At shooting guard, most of the minutes would seem primed to go to Josh Hart and Kentavious Caldwell-Pope, with a little bit of Lonzo Ball or Rajon Rondo sprinkled in if they play together, and maybe even some sweet-shooting Svi Mykahiliuk.
But even with all of those roles seemingly accounted for, the Lakers didn’t run Stephenson past James OR pay him $4.5 million to get DNP-CDs, so it seems he’ll fit into the rotation somewhere, it’s just not clear where or at whose expense.
The most likely candidate to get squeezed would be Hart, which seems shortsighted not just because of how young he is, but also how ready Hart is for competitive basketball and how many skills he has that the Lakers sorely need, mainly his defense and 3-point shooting.
Stephenson, a career 30.3 percent 3-point shooter who hasn’t posted a positive DBPM (defensive box plus-minus) since he played for the Clippers, wouldn’t seem to provide either of those things. Now, the Lakers have argued they value his playmaking and toughness more than any lack of shooting, and maybe he re-finds some of his defensive utility while playing a more limited minutes.
If Stephenson can’t rediscover his defensive tenacity, though, this signing will look even more perplexing than it already does, even if the real answer to the question of why the Lakers signed him is ultimately that Stephenson was willing to take a one-year deal to help the team preserve cap space for next summer.

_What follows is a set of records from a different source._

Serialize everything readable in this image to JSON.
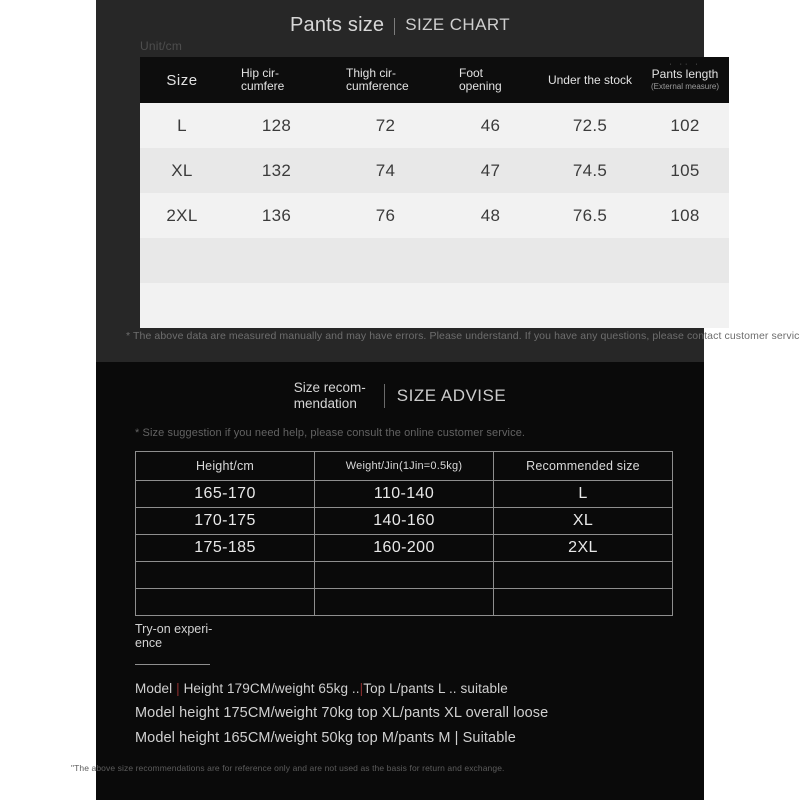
{
  "chart_section": {
    "title_cn": "Pants size",
    "title_en": "SIZE CHART",
    "unit_label": "Unit/cm",
    "note": "* The above data are measured manually and may have errors. Please understand. If you have any questions, please contact customer service.",
    "table": {
      "headers": [
        {
          "label": "Size",
          "sub": ""
        },
        {
          "label": "Hip cir-\ncumfere",
          "sub": ""
        },
        {
          "label": "Thigh cir-\ncumference",
          "sub": ""
        },
        {
          "label": "Foot\nopening",
          "sub": ""
        },
        {
          "label": "Under the stock",
          "sub": ""
        },
        {
          "label": "Pants length",
          "sub": "(External measure)"
        }
      ],
      "header_plain": {
        "size": "Size",
        "hip_l1": "Hip cir-",
        "hip_l2": "cumfere",
        "thigh_l1": "Thigh cir-",
        "thigh_l2": "cumference",
        "foot_l1": "Foot",
        "foot_l2": "opening",
        "under_stock": "Under the stock",
        "pants_length": "Pants length",
        "pants_length_sub": "(External measure)",
        "dots": "· ·· ·"
      },
      "rows": [
        {
          "size": "L",
          "hip": "128",
          "thigh": "72",
          "foot": "46",
          "under": "72.5",
          "length": "102"
        },
        {
          "size": "XL",
          "hip": "132",
          "thigh": "74",
          "foot": "47",
          "under": "74.5",
          "length": "105"
        },
        {
          "size": "2XL",
          "hip": "136",
          "thigh": "76",
          "foot": "48",
          "under": "76.5",
          "length": "108"
        },
        {
          "size": "",
          "hip": "",
          "thigh": "",
          "foot": "",
          "under": "",
          "length": ""
        },
        {
          "size": "",
          "hip": "",
          "thigh": "",
          "foot": "",
          "under": "",
          "length": ""
        }
      ]
    }
  },
  "advise_section": {
    "title_cn_l1": "Size recom-",
    "title_cn_l2": "mendation",
    "title_en": "SIZE ADVISE",
    "note": "* Size suggestion if you need help, please consult the online customer service.",
    "table": {
      "headers": {
        "height": "Height/cm",
        "weight": "Weight/Jin(1Jin=0.5kg)",
        "recommended": "Recommended size"
      },
      "rows": [
        {
          "height": "165-170",
          "weight": "110-140",
          "size": "L"
        },
        {
          "height": "170-175",
          "weight": "140-160",
          "size": "XL"
        },
        {
          "height": "175-185",
          "weight": "160-200",
          "size": "2XL"
        },
        {
          "height": "",
          "weight": "",
          "size": ""
        },
        {
          "height": "",
          "weight": "",
          "size": ""
        }
      ]
    },
    "tryon": {
      "title_l1": "Try-on experi-",
      "title_l2": "ence",
      "line1_a": "Model ",
      "line1_sep1": "|",
      "line1_b": " Height 179CM/weight 65kg ..",
      "line1_sep2": "|",
      "line1_c": "Top L/pants L .. suitable",
      "line2": "Model height 175CM/weight 70kg top XL/pants XL overall loose",
      "line3_a": "Model height 165CM/weight 50kg top M/pants M ",
      "line3_sep": "|",
      "line3_b": " Suitable"
    },
    "bottom_note": "\"The above size recommendations are for reference only and are not used as the basis for return and exchange."
  },
  "colors": {
    "chart_panel_bg": "#272727",
    "advise_panel_bg": "#0a0a0a",
    "table_header_bg": "#0d0d0d",
    "row_light": "#f2f2f2",
    "row_dark": "#e8e8e8",
    "accent_red": "#8c2f2f",
    "border_grey": "#8e8e8e"
  }
}
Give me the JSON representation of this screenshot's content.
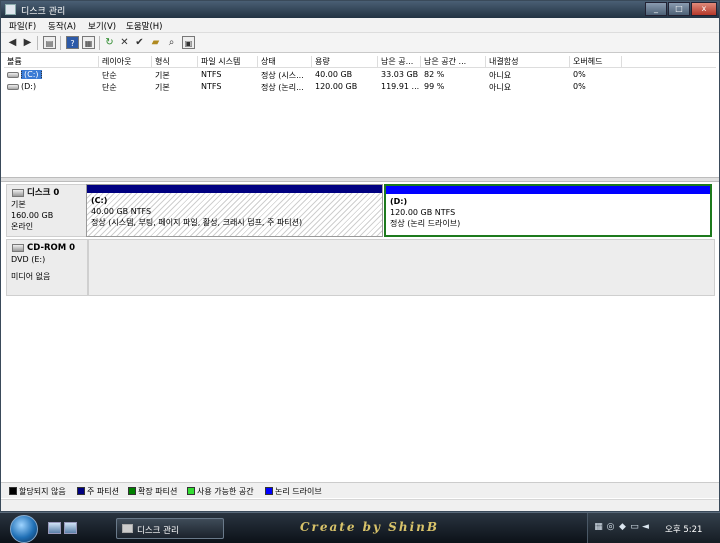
{
  "window": {
    "title": "디스크 관리",
    "minimize": "_",
    "maximize": "□",
    "close": "x"
  },
  "menu": [
    "파일(F)",
    "동작(A)",
    "보기(V)",
    "도움말(H)"
  ],
  "toolbar_icons": [
    "back-icon",
    "forward-icon",
    "show-hide-icon",
    "help-icon",
    "properties-icon",
    "refresh-icon",
    "delete-icon",
    "check-icon",
    "open-icon",
    "explore-icon",
    "settings-icon"
  ],
  "table": {
    "headers": [
      "볼륨",
      "레이아웃",
      "형식",
      "파일 시스템",
      "상태",
      "용량",
      "남은 공...",
      "남은 공간 ...",
      "내결함성",
      "오버헤드"
    ],
    "rows": [
      [
        "(C:)",
        "단순",
        "기본",
        "NTFS",
        "정상 (시스...",
        "40.00 GB",
        "33.03 GB",
        "82 %",
        "아니요",
        "0%"
      ],
      [
        "(D:)",
        "단순",
        "기본",
        "NTFS",
        "정상 (논리...",
        "120.00 GB",
        "119.91 ...",
        "99 %",
        "아니요",
        "0%"
      ]
    ]
  },
  "disks": {
    "disk0": {
      "name": "디스크 0",
      "type": "기본",
      "size": "160.00 GB",
      "status": "온라인",
      "partitions": [
        {
          "label": "(C:)",
          "size": "40.00 GB NTFS",
          "status": "정상 (시스템, 부팅, 페이지 파일, 활성, 크래시 덤프, 주 파티션)",
          "bar_color": "#000080"
        },
        {
          "label": "(D:)",
          "size": "120.00 GB NTFS",
          "status": "정상 (논리 드라이브)",
          "bar_color": "#0000ff"
        }
      ]
    },
    "cdrom0": {
      "name": "CD-ROM 0",
      "drive": "DVD (E:)",
      "status": "미디어 없음"
    }
  },
  "legend": [
    {
      "label": "할당되지 않음",
      "color": "#000000"
    },
    {
      "label": "주 파티션",
      "color": "#000080"
    },
    {
      "label": "확장 파티션",
      "color": "#008000"
    },
    {
      "label": "사용 가능한 공간",
      "color": "#33dd33"
    },
    {
      "label": "논리 드라이브",
      "color": "#0000ff"
    }
  ],
  "taskbar": {
    "task_label": "디스크 관리",
    "credit": "Create by ShinB",
    "clock": "오후 5:21"
  }
}
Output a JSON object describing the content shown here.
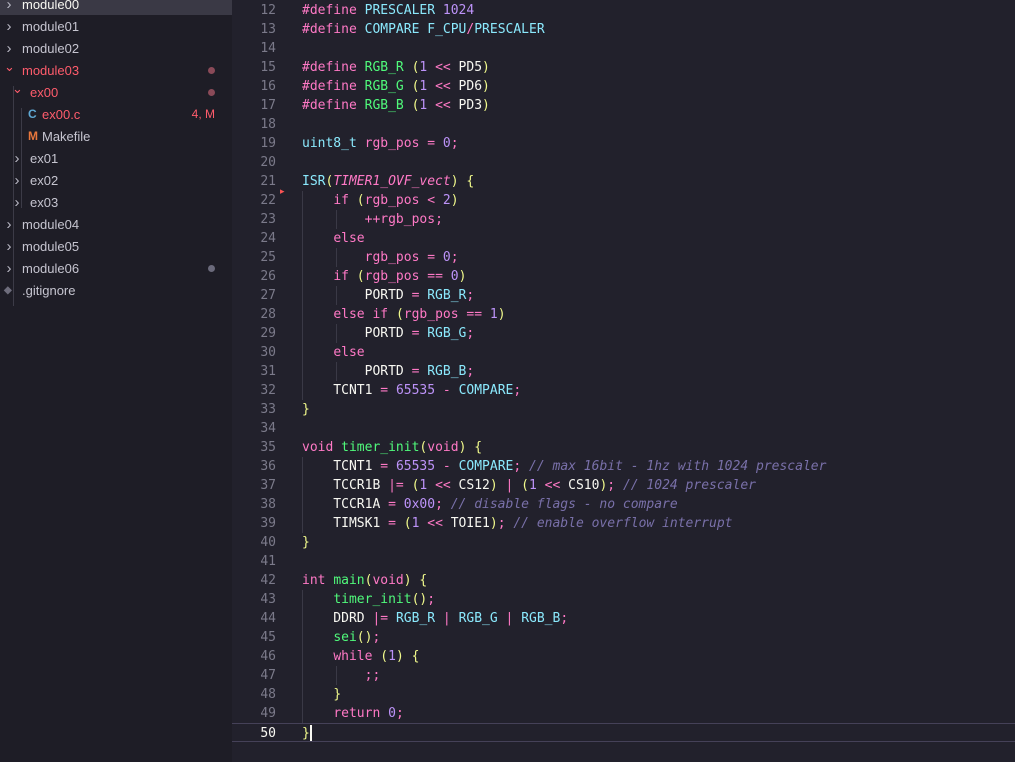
{
  "explorer": {
    "items": [
      {
        "label": "module00",
        "kind": "folder",
        "depth": 0,
        "expanded": false,
        "active": true,
        "color": "#f8f8f2"
      },
      {
        "label": "module01",
        "kind": "folder",
        "depth": 0,
        "expanded": false,
        "color": "#c6c5d0"
      },
      {
        "label": "module02",
        "kind": "folder",
        "depth": 0,
        "expanded": false,
        "color": "#c6c5d0"
      },
      {
        "label": "module03",
        "kind": "folder",
        "depth": 0,
        "expanded": true,
        "color": "#ff5c6c",
        "dot": "#8a4a58"
      },
      {
        "label": "ex00",
        "kind": "folder",
        "depth": 1,
        "expanded": true,
        "color": "#ff5c6c",
        "dot": "#8a4a58"
      },
      {
        "label": "ex00.c",
        "kind": "c-file",
        "depth": 2,
        "color": "#ff5c6c",
        "badge": "4, M",
        "icon": "C"
      },
      {
        "label": "Makefile",
        "kind": "makefile",
        "depth": 2,
        "color": "#c6c5d0",
        "icon": "M"
      },
      {
        "label": "ex01",
        "kind": "folder",
        "depth": 1,
        "expanded": false,
        "color": "#c6c5d0"
      },
      {
        "label": "ex02",
        "kind": "folder",
        "depth": 1,
        "expanded": false,
        "color": "#c6c5d0"
      },
      {
        "label": "ex03",
        "kind": "folder",
        "depth": 1,
        "expanded": false,
        "color": "#c6c5d0"
      },
      {
        "label": "module04",
        "kind": "folder",
        "depth": 0,
        "expanded": false,
        "color": "#c6c5d0"
      },
      {
        "label": "module05",
        "kind": "folder",
        "depth": 0,
        "expanded": false,
        "color": "#c6c5d0"
      },
      {
        "label": "module06",
        "kind": "folder",
        "depth": 0,
        "expanded": false,
        "color": "#c6c5d0",
        "dot": "#6b6a7b"
      },
      {
        "label": ".gitignore",
        "kind": "git-file",
        "depth": 0,
        "color": "#c6c5d0"
      }
    ]
  },
  "editor": {
    "current_line": 50,
    "lines": [
      {
        "n": 12,
        "text": "#define PRESCALER 1024"
      },
      {
        "n": 13,
        "text": "#define COMPARE F_CPU/PRESCALER"
      },
      {
        "n": 14,
        "text": ""
      },
      {
        "n": 15,
        "text": "#define RGB_R (1 << PD5)"
      },
      {
        "n": 16,
        "text": "#define RGB_G (1 << PD6)"
      },
      {
        "n": 17,
        "text": "#define RGB_B (1 << PD3)"
      },
      {
        "n": 18,
        "text": ""
      },
      {
        "n": 19,
        "text": "uint8_t rgb_pos = 0;"
      },
      {
        "n": 20,
        "text": ""
      },
      {
        "n": 21,
        "text": "ISR(TIMER1_OVF_vect) {"
      },
      {
        "n": 22,
        "text": "    if (rgb_pos < 2)"
      },
      {
        "n": 23,
        "text": "        ++rgb_pos;"
      },
      {
        "n": 24,
        "text": "    else"
      },
      {
        "n": 25,
        "text": "        rgb_pos = 0;"
      },
      {
        "n": 26,
        "text": "    if (rgb_pos == 0)"
      },
      {
        "n": 27,
        "text": "        PORTD = RGB_R;"
      },
      {
        "n": 28,
        "text": "    else if (rgb_pos == 1)"
      },
      {
        "n": 29,
        "text": "        PORTD = RGB_G;"
      },
      {
        "n": 30,
        "text": "    else"
      },
      {
        "n": 31,
        "text": "        PORTD = RGB_B;"
      },
      {
        "n": 32,
        "text": "    TCNT1 = 65535 - COMPARE;"
      },
      {
        "n": 33,
        "text": "}"
      },
      {
        "n": 34,
        "text": ""
      },
      {
        "n": 35,
        "text": "void timer_init(void) {"
      },
      {
        "n": 36,
        "text": "    TCNT1 = 65535 - COMPARE; // max 16bit - 1hz with 1024 prescaler"
      },
      {
        "n": 37,
        "text": "    TCCR1B |= (1 << CS12) | (1 << CS10); // 1024 prescaler"
      },
      {
        "n": 38,
        "text": "    TCCR1A = 0x00; // disable flags - no compare"
      },
      {
        "n": 39,
        "text": "    TIMSK1 = (1 << TOIE1); // enable overflow interrupt"
      },
      {
        "n": 40,
        "text": "}"
      },
      {
        "n": 41,
        "text": ""
      },
      {
        "n": 42,
        "text": "int main(void) {"
      },
      {
        "n": 43,
        "text": "    timer_init();"
      },
      {
        "n": 44,
        "text": "    DDRD |= RGB_R | RGB_G | RGB_B;"
      },
      {
        "n": 45,
        "text": "    sei();"
      },
      {
        "n": 46,
        "text": "    while (1) {"
      },
      {
        "n": 47,
        "text": "        ;;"
      },
      {
        "n": 48,
        "text": "    }"
      },
      {
        "n": 49,
        "text": "    return 0;"
      },
      {
        "n": 50,
        "text": "}"
      }
    ]
  },
  "colors": {
    "sidebar_bg": "#1e1d26",
    "editor_bg": "#22212c",
    "keyword": "#ff79c6",
    "type": "#8be9fd",
    "function": "#50fa7b",
    "number": "#bd93f9",
    "comment": "#7970a9",
    "modified": "#ff5c6c"
  }
}
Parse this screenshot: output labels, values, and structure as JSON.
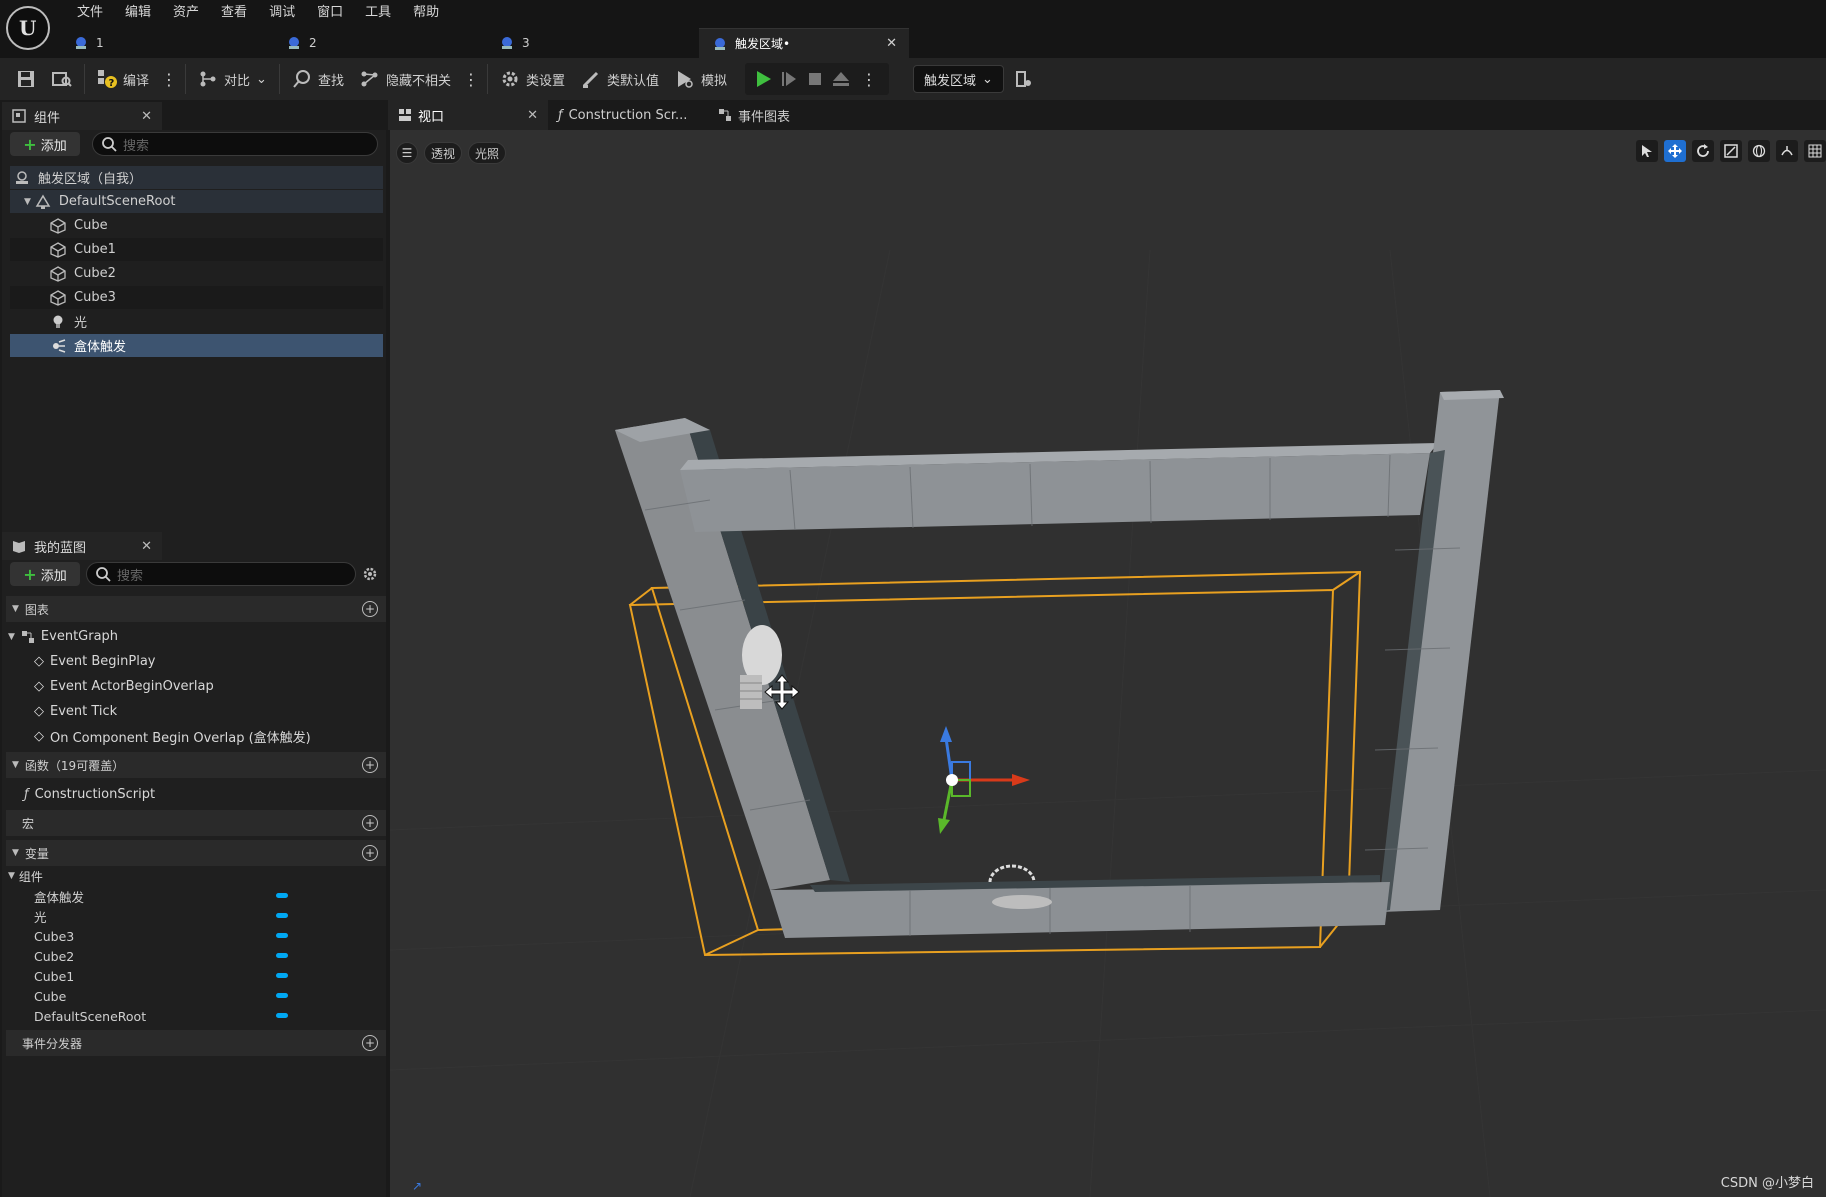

All stats per NBA.com and Basketball-Reference.com. You can follow Harrison on Twitter at @hmfaigen.